  • If you’re worried about losing your space in the library, consider asking a nearby peer to hold your space or leaving something without value such as scrap paper.


Your locker can be a great place to store jackets, bags or books but is not always the most secure place to leave valuable items like laptops, tablets or other items. To safeguard your items, purchase a high quality lock and avoid storing valuable items in your locker.


U of A offers a number of places to lock your bike, including paid bicycle cage permits. To purchase a bike cage permit, view the parking services website for information.

Here are some theft prevention tips when using U of A bike racks:

  • Use a u-shaped bike lock. With this type of lock, secure your bike and wheels to the bike rack. If possible, ensure any gaps between your bike and lock are small to prevent tampering. Cable locks can be cut and removed more easily from your bike, which can increase the risk of theft. Best way to lock your bike.
  • Take any removable items and accessories with you. Lights, odometers, water bottles or anything else not secured to your bike can be targets for theft.
  • Avoid putting your bike lock near the ground. If the position of your lock is near the ground, it can give room for someone to smash the lock open.
  • Lock your bike in designated areas. Avoid isolated, unlit locations that could increase the risk of theft.
  • Keep a record of your bike details. Keep a record of your bike’s model, make, colour, serial number and any other characteristics. For added precautions, keep a picture that can be submitted to UAPS or EPS to help track down your property.
  • Add your bike to the Edmonton Police Service bike index . This is a registry that helps police locate your bike if it is stolen.

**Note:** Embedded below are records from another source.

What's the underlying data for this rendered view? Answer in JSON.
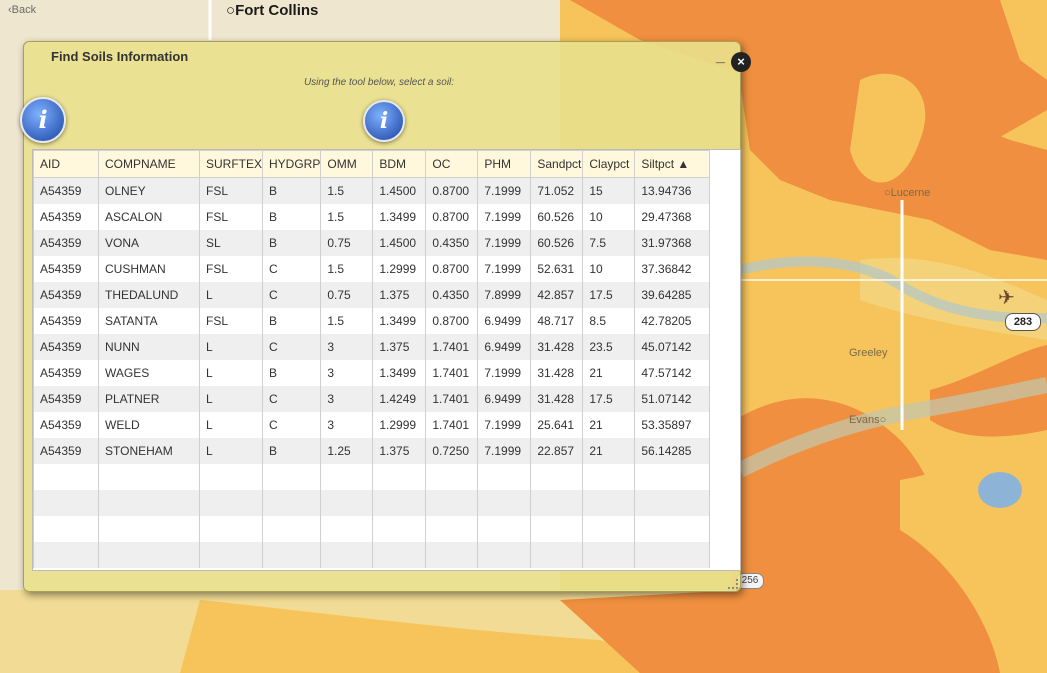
{
  "map": {
    "back_label": "Back",
    "city_fort_collins": "Fort Collins",
    "city_lucerne": "Lucerne",
    "city_greeley": "Greeley",
    "city_evans": "Evans",
    "highway_283": "283",
    "highway_256": "256",
    "colors": {
      "dark_orange": "#ef8f3f",
      "light_orange": "#f6c45a",
      "pale": "#f4e6c8",
      "basemap": "#e8e5de",
      "water": "#8db4d6"
    }
  },
  "dialog": {
    "title": "Find Soils Information",
    "minimize_label": "_",
    "close_label": "×",
    "instruction": "Using the tool below, select a soil:",
    "info_glyph": "i"
  },
  "table": {
    "headers": [
      "AID",
      "COMPNAME",
      "SURFTEX",
      "HYDGRP",
      "OMM",
      "BDM",
      "OC",
      "PHM",
      "Sandpct",
      "Claypct",
      "Siltpct ▲"
    ],
    "rows": [
      [
        "A54359",
        "OLNEY",
        "FSL",
        "B",
        "1.5",
        "1.4500",
        "0.8700",
        "7.1999",
        "71.052",
        "15",
        "13.94736"
      ],
      [
        "A54359",
        "ASCALON",
        "FSL",
        "B",
        "1.5",
        "1.3499",
        "0.8700",
        "7.1999",
        "60.526",
        "10",
        "29.47368"
      ],
      [
        "A54359",
        "VONA",
        "SL",
        "B",
        "0.75",
        "1.4500",
        "0.4350",
        "7.1999",
        "60.526",
        "7.5",
        "31.97368"
      ],
      [
        "A54359",
        "CUSHMAN",
        "FSL",
        "C",
        "1.5",
        "1.2999",
        "0.8700",
        "7.1999",
        "52.631",
        "10",
        "37.36842"
      ],
      [
        "A54359",
        "THEDALUND",
        "L",
        "C",
        "0.75",
        "1.375",
        "0.4350",
        "7.8999",
        "42.857",
        "17.5",
        "39.64285"
      ],
      [
        "A54359",
        "SATANTA",
        "FSL",
        "B",
        "1.5",
        "1.3499",
        "0.8700",
        "6.9499",
        "48.717",
        "8.5",
        "42.78205"
      ],
      [
        "A54359",
        "NUNN",
        "L",
        "C",
        "3",
        "1.375",
        "1.7401",
        "6.9499",
        "31.428",
        "23.5",
        "45.07142"
      ],
      [
        "A54359",
        "WAGES",
        "L",
        "B",
        "3",
        "1.3499",
        "1.7401",
        "7.1999",
        "31.428",
        "21",
        "47.57142"
      ],
      [
        "A54359",
        "PLATNER",
        "L",
        "C",
        "3",
        "1.4249",
        "1.7401",
        "6.9499",
        "31.428",
        "17.5",
        "51.07142"
      ],
      [
        "A54359",
        "WELD",
        "L",
        "C",
        "3",
        "1.2999",
        "1.7401",
        "7.1999",
        "25.641",
        "21",
        "53.35897"
      ],
      [
        "A54359",
        "STONEHAM",
        "L",
        "B",
        "1.25",
        "1.375",
        "0.7250",
        "7.1999",
        "22.857",
        "21",
        "56.14285"
      ]
    ],
    "empty_rows": 4
  }
}
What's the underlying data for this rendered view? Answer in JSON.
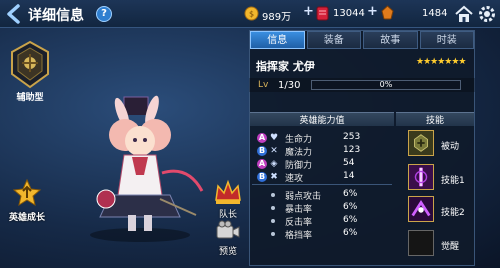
{
  "header": {
    "title": "详细信息",
    "help": "?"
  },
  "resources": {
    "gold": "989万",
    "gems": "13044",
    "stamina": "1484"
  },
  "left": {
    "role": "辅助型",
    "growth": "英雄成长",
    "captain": "队长",
    "preview": "预览"
  },
  "tabs": [
    {
      "label": "信息",
      "active": true
    },
    {
      "label": "装备",
      "active": false
    },
    {
      "label": "故事",
      "active": false
    },
    {
      "label": "时装",
      "active": false
    }
  ],
  "hero": {
    "name": "指挥家 尤伊",
    "stars": "★★★★★★★",
    "level_prefix": "Lv",
    "level": "1/30",
    "exp_text": "0%",
    "exp_fraction": 0
  },
  "stats": {
    "title": "英雄能力值",
    "primary": [
      {
        "grade": "A",
        "icon": "heart-icon",
        "label": "生命力",
        "value": "253"
      },
      {
        "grade": "B",
        "icon": "swords-icon",
        "label": "魔法力",
        "value": "123"
      },
      {
        "grade": "A",
        "icon": "shield-icon",
        "label": "防御力",
        "value": "54"
      },
      {
        "grade": "B",
        "icon": "cross-icon",
        "label": "速攻",
        "value": "14"
      }
    ],
    "secondary": [
      {
        "label": "弱点攻击",
        "value": "6%"
      },
      {
        "label": "暴击率",
        "value": "6%"
      },
      {
        "label": "反击率",
        "value": "6%"
      },
      {
        "label": "格挡率",
        "value": "6%"
      }
    ]
  },
  "skills": {
    "title": "技能",
    "items": [
      {
        "label": "被动"
      },
      {
        "label": "技能1"
      },
      {
        "label": "技能2"
      },
      {
        "label": "觉醒"
      }
    ]
  },
  "colors": {
    "accent": "#2f7fd0",
    "star": "#ffcc2e",
    "exp": "#e2b23a"
  }
}
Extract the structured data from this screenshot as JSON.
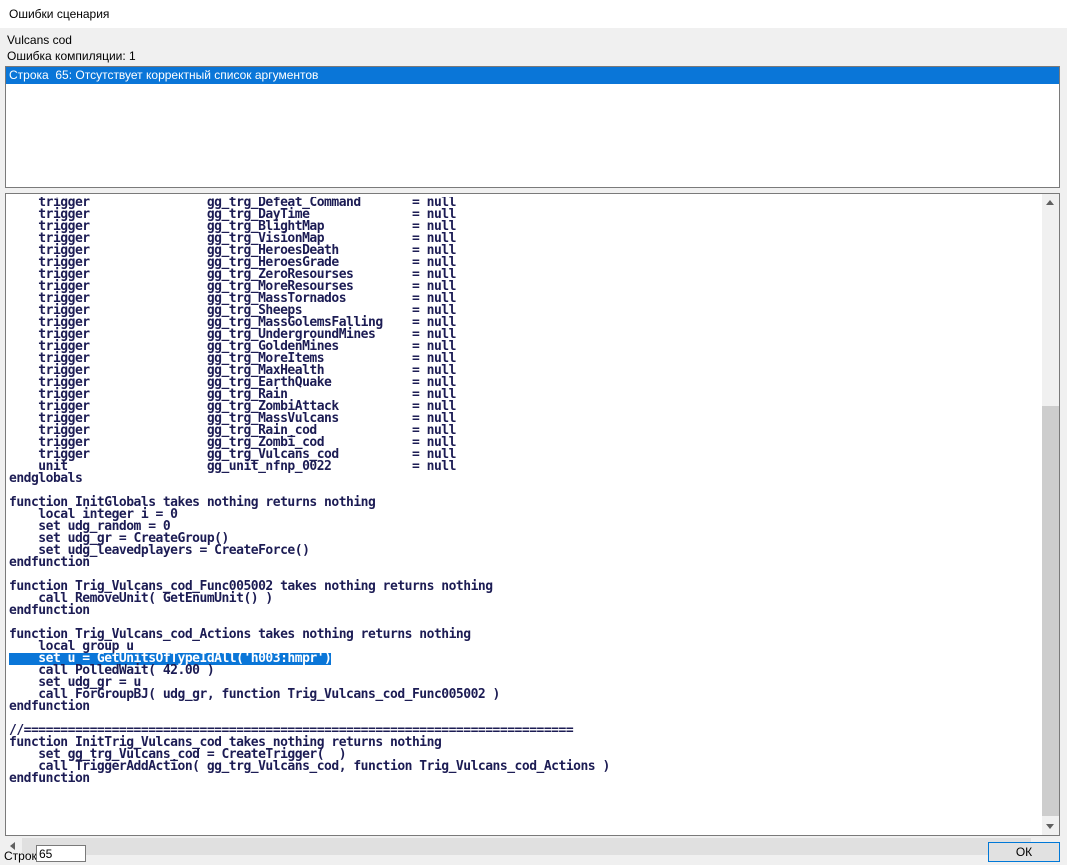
{
  "window": {
    "title": "Ошибки сценария"
  },
  "header": {
    "script_name": "Vulcans cod",
    "error_count": "Ошибка компиляции: 1"
  },
  "error_list": {
    "items": [
      {
        "text": "Строка  65: Отсутствует корректный список аргументов",
        "selected": true
      }
    ]
  },
  "code": {
    "highlighted_index": 38,
    "lines": [
      "    trigger                gg_trg_Defeat_Command       = null",
      "    trigger                gg_trg_DayTime              = null",
      "    trigger                gg_trg_BlightMap            = null",
      "    trigger                gg_trg_VisionMap            = null",
      "    trigger                gg_trg_HeroesDeath          = null",
      "    trigger                gg_trg_HeroesGrade          = null",
      "    trigger                gg_trg_ZeroResourses        = null",
      "    trigger                gg_trg_MoreResourses        = null",
      "    trigger                gg_trg_MassTornados         = null",
      "    trigger                gg_trg_Sheeps               = null",
      "    trigger                gg_trg_MassGolemsFalling    = null",
      "    trigger                gg_trg_UndergroundMines     = null",
      "    trigger                gg_trg_GoldenMines          = null",
      "    trigger                gg_trg_MoreItems            = null",
      "    trigger                gg_trg_MaxHealth            = null",
      "    trigger                gg_trg_EarthQuake           = null",
      "    trigger                gg_trg_Rain                 = null",
      "    trigger                gg_trg_ZombiAttack          = null",
      "    trigger                gg_trg_MassVulcans          = null",
      "    trigger                gg_trg_Rain_cod             = null",
      "    trigger                gg_trg_Zombi_cod            = null",
      "    trigger                gg_trg_Vulcans_cod          = null",
      "    unit                   gg_unit_nfnp_0022           = null",
      "endglobals",
      "",
      "function InitGlobals takes nothing returns nothing",
      "    local integer i = 0",
      "    set udg_random = 0",
      "    set udg_gr = CreateGroup()",
      "    set udg_leavedplayers = CreateForce()",
      "endfunction",
      "",
      "function Trig_Vulcans_cod_Func005002 takes nothing returns nothing",
      "    call RemoveUnit( GetEnumUnit() )",
      "endfunction",
      "",
      "function Trig_Vulcans_cod_Actions takes nothing returns nothing",
      "    local group u",
      "    set u = GetUnitsOfTypeIdAll('h003:hmpr')",
      "    call PolledWait( 42.00 )",
      "    set udg_gr = u",
      "    call ForGroupBJ( udg_gr, function Trig_Vulcans_cod_Func005002 )",
      "endfunction",
      "",
      "//===========================================================================",
      "function InitTrig_Vulcans_cod takes nothing returns nothing",
      "    set gg_trg_Vulcans_cod = CreateTrigger(  )",
      "    call TriggerAddAction( gg_trg_Vulcans_cod, function Trig_Vulcans_cod_Actions )",
      "endfunction"
    ]
  },
  "footer": {
    "line_label": "Строк",
    "line_value": "65",
    "ok_label": "ОК"
  },
  "colors": {
    "selection_bg": "#0a76d8",
    "selection_text": "#ffffff",
    "highlight_bg": "#0a76d8",
    "highlight_text": "#ffffff",
    "code_text": "#1c1c54",
    "window_bg": "#f0f0f0"
  }
}
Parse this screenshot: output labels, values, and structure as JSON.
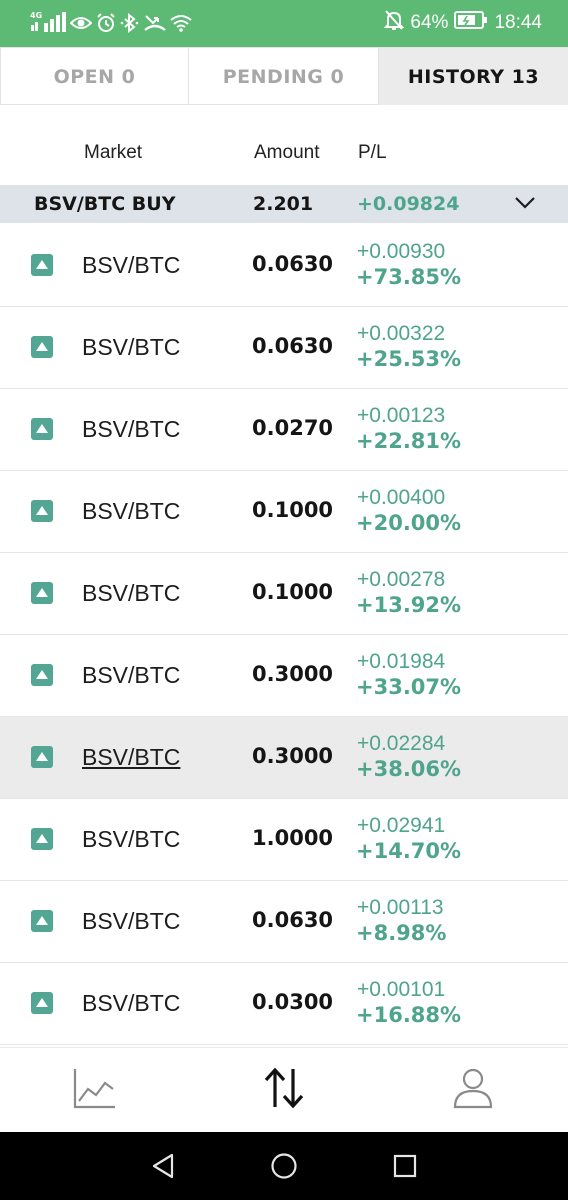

Parking Lots + Your Vehicle

  • Take your belongings with you including personal identification or other vital information or items. Leaving items in your car, including loose change or clothing, can increase the risk of theft. Additionally, if someone does manage to break into your vehicle, it is important to safeguard from theft of important documents, such as your ID or even your house keys.
  • Lock the doors and roll up your windows. Unlocked doors and rolled down windows (even just by an inch) can increase the risk of theft. This can happen quickly so lock up whenever you’re away from your vehicle, even if you’re just stepping away for a moment.

Offices, Workstations, Retail Spaces + Pop-up Shops

It’s important to always keep valuable items with you in a safe, secure space, like a locked desk drawer or office, or at home. Leaving valuables, like your wallet or purse, in the open or in an unsecure location can increase the risk of theft — even if you are only away from your workstation for a short period of time.

Other theft prevention tips include:

  • Don’t use signs with vacation times or operation hours. Notifying individuals when you are away from your office can be handy but it can also be used to target your workstation or office when you’re not around.
  • Avoid propping open doors to secure or locked spaces. If you find a door that is propped open, remove the obstruction.
  • For retail spaces, consider posting a “no cash on premises” sign. It’s also a good idea to not have large sums of cash on the premises.
  • Use a strategic floor plan. Offices and retail space can take preventative steps with floor plans by ensuring the entrance faces a receptionist desk and that inner spaces are not widely accessible. Having visitors greet a staff member in order to enter any areas in the back of your office space can help prevent theft or other unwanted activity. You may also want to request identification from the visitor depending on the situation.

If a stranger walks into your work area or retail space, politely ask if you can help them. If they do not respond to your question and appear suspicious, please contact protective services for assistance.

What to do if you see suspicious activity

If you see suspicious activity, please report it to U of A Protective Services.

Suspicious activity can include seeing individuals:

  • Attempt to access secure or locked spaces
  • Carry a potential weapon such as a knife or crow bar
  • Carry tools (such as bolt cutters or screwdrivers) without appearing to be a member of the maintenance, project team or a similar U of A or contractor group
  • Attempt to tamper with any mechanical or electrical systems or amenities without appearing to be a member of the maintenance, project team or a similar U of A or contractor group
  • Refuse assistance while they attempt to access a secure location or retail space

The U of A Protective Services team is committed to treating all persons who attend the university’s campuses with dignity and respect while remaining unbiased, non-prejudicial, transparent, accepting and accountable.

Reporting suspicious behaviour to U of A Protective Services can help prevent incidents or support a person in need. The Community Assistance Team, a partnership between the U of A’s Protective Services and the Mustard Seed Society, uses a person-centered, consent-based approach to help individuals find and navigate support for help with but not limited to houselessness, substance use, mental health, identification and financial support systems.